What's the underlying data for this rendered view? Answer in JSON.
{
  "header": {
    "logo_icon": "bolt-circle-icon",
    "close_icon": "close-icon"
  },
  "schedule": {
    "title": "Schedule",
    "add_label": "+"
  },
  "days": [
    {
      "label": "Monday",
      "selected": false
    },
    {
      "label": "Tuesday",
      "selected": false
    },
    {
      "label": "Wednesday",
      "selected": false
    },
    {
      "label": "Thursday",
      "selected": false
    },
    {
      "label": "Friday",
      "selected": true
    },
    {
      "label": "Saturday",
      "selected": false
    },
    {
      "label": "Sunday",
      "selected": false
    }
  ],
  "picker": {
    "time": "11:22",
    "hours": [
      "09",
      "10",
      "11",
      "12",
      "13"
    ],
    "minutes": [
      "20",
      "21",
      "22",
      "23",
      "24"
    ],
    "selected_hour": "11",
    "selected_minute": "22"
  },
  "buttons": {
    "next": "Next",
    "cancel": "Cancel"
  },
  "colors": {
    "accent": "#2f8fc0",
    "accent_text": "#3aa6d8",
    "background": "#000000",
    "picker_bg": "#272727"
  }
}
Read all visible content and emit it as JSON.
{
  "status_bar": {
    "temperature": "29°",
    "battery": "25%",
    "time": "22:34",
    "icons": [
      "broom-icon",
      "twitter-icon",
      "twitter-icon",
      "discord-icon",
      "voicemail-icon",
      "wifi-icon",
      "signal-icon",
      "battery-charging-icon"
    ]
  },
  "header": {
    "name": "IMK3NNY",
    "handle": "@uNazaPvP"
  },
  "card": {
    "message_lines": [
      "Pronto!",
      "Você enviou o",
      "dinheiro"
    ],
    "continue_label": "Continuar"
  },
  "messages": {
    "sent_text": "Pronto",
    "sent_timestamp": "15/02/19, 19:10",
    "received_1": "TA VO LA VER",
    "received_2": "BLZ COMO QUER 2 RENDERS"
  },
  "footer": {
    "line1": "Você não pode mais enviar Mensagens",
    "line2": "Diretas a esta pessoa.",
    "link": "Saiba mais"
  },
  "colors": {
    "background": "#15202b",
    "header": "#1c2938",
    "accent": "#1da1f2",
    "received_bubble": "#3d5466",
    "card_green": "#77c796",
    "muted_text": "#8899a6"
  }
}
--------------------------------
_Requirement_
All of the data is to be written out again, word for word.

_Output below_
What's the underlying data for this rendered view? Answer in JSON.
{
  "header": {
    "logo_icon": "bolt-circle-icon",
    "close_icon": "close-icon"
  },
  "schedule": {
    "title": "Schedule",
    "add_label": "+"
  },
  "days": [
    {
      "label": "Monday",
      "selected": false
    },
    {
      "label": "Tuesday",
      "selected": false
    },
    {
      "label": "Wednesday",
      "selected": false
    },
    {
      "label": "Thursday",
      "selected": false
    },
    {
      "label": "Friday",
      "selected": true
    },
    {
      "label": "Saturday",
      "selected": false
    },
    {
      "label": "Sunday",
      "selected": false
    }
  ],
  "picker": {
    "time": "11:22",
    "hours": [
      "09",
      "10",
      "11",
      "12",
      "13"
    ],
    "minutes": [
      "20",
      "21",
      "22",
      "23",
      "24"
    ],
    "selected_hour": "11",
    "selected_minute": "22"
  },
  "buttons": {
    "next": "Next",
    "cancel": "Cancel"
  },
  "colors": {
    "accent": "#2f8fc0",
    "accent_text": "#3aa6d8",
    "background": "#000000",
    "picker_bg": "#272727"
  }
}
Read all visible content and emit it as JSON.
{
  "status_bar": {
    "temperature": "29°",
    "battery": "25%",
    "time": "22:34",
    "icons": [
      "broom-icon",
      "twitter-icon",
      "twitter-icon",
      "discord-icon",
      "voicemail-icon",
      "wifi-icon",
      "signal-icon",
      "battery-charging-icon"
    ]
  },
  "header": {
    "name": "IMK3NNY",
    "handle": "@uNazaPvP"
  },
  "card": {
    "message_lines": [
      "Pronto!",
      "Você enviou o",
      "dinheiro"
    ],
    "continue_label": "Continuar"
  },
  "messages": {
    "sent_text": "Pronto",
    "sent_timestamp": "15/02/19, 19:10",
    "received_1": "TA VO LA VER",
    "received_2": "BLZ COMO QUER 2 RENDERS"
  },
  "footer": {
    "line1": "Você não pode mais enviar Mensagens",
    "line2": "Diretas a esta pessoa.",
    "link": "Saiba mais"
  },
  "colors": {
    "background": "#15202b",
    "header": "#1c2938",
    "accent": "#1da1f2",
    "received_bubble": "#3d5466",
    "card_green": "#77c796",
    "muted_text": "#8899a6"
  }
}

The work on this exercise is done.